Catalog Code: DOL-39
377 pp., Hardbound, 2010
List Price: $58.95
Member Price: $47.95
Series: Dolciani Mathematical Expositions
Voltaire's Riddle is a new translation of Voltaire's Micromégas, the story of a very tall visitor from another planet who encounters an Arctic expedition testing Newton's theories about gravity. The ensuing dialogue ranges from measurements of the very small and very large to the human tendency to make war. At the end of the extended conversation, the visitor offers up a book with the answers to everything. The riddle is why the book is blank.
Andrew Simoson tells the story and describes the underlying mathematics. Topics encompass trajectories of comets, the flattening Earth at the poles, Maupertuis's pursuit problem, Dürer's possible use of trochoids, and the precession of the equinoxes. Requiring readers to have only a bit of knowledge of linear algebra, vector calculus, and differential equations, the book concludes with possible answers to questions that Voltaire poses.
IV. Newton's Polar Ellipse
Excerpt(p. 163): Dürer's Hypocycloid

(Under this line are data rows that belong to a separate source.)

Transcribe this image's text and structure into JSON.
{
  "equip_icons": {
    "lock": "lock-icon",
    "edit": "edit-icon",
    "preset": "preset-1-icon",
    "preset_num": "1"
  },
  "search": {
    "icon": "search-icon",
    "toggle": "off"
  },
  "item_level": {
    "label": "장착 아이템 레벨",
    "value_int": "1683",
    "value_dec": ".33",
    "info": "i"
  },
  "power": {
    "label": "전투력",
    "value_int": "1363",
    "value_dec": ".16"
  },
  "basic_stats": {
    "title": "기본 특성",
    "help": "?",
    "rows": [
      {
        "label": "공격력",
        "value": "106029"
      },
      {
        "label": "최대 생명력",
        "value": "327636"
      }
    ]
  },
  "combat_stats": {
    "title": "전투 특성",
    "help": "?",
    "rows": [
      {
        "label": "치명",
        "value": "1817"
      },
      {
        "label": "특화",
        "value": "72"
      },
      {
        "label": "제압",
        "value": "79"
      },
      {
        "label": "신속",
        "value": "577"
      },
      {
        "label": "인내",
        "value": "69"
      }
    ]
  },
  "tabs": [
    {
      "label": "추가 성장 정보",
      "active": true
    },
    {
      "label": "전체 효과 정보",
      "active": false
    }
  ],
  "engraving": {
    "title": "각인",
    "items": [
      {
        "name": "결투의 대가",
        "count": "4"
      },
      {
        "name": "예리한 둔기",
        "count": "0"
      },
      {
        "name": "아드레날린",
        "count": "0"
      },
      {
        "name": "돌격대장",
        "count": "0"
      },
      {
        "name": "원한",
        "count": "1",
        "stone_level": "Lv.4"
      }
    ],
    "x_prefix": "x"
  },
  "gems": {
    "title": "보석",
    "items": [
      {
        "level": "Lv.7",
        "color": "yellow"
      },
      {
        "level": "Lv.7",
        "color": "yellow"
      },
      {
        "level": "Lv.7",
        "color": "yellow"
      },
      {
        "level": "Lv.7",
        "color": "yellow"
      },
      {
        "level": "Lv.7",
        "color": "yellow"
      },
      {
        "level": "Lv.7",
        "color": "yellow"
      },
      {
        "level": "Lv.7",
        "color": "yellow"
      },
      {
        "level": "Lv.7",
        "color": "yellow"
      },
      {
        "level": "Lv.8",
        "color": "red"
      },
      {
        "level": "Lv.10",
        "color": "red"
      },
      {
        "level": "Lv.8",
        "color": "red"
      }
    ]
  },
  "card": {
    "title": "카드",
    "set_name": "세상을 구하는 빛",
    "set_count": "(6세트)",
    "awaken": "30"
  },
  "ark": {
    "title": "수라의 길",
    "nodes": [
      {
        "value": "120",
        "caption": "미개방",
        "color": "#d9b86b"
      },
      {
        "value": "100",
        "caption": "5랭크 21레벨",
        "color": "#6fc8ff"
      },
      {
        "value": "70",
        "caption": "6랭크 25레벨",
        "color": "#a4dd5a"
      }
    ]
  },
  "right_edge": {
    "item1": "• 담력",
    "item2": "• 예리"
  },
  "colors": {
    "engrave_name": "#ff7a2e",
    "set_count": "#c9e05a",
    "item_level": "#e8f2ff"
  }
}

Albrecht Dürer, the great Renaissance German artist, is credited with being the first to introduce the hypocycloid curve along with the more general family of trochoid curves, as presented in his 1525 four-volume geometry treatise, The Art of Measurement with Compass and Straightedge, one of the first printed mathematical texts to appear in German. In this chapter, we characterize the hypocycloid geometrically. We then characterize it algebraically as a system of parametric equations, and dynamically as a differential equation. Finally we show that the hypocycloid is a solution to a minor variation of one of the most famous of mathematical riddles. But first we ask a natural question:
Did Dürer use the trochoid in his woodcuts?
Dürer argues at length that "geometry is that without which no one can either be or become a master artist" . . . . If he truly believed what he said, we have a measure of hope of finding abstract curves in his artwork.
Andrew Simoson (King College, Bristol, Tenn.) won the MAA's 2007 Chauvenet Prize for his article "The Gravity of Hades" and the 2008 George Polya Award for "Pursuit Curves for the Man in the Moone." He has chaired his college's mathematics and physics department for 30 years.
This is a largely delightful text weaving together Voltaire’s famous satire, history, science, and mathematics. Continued...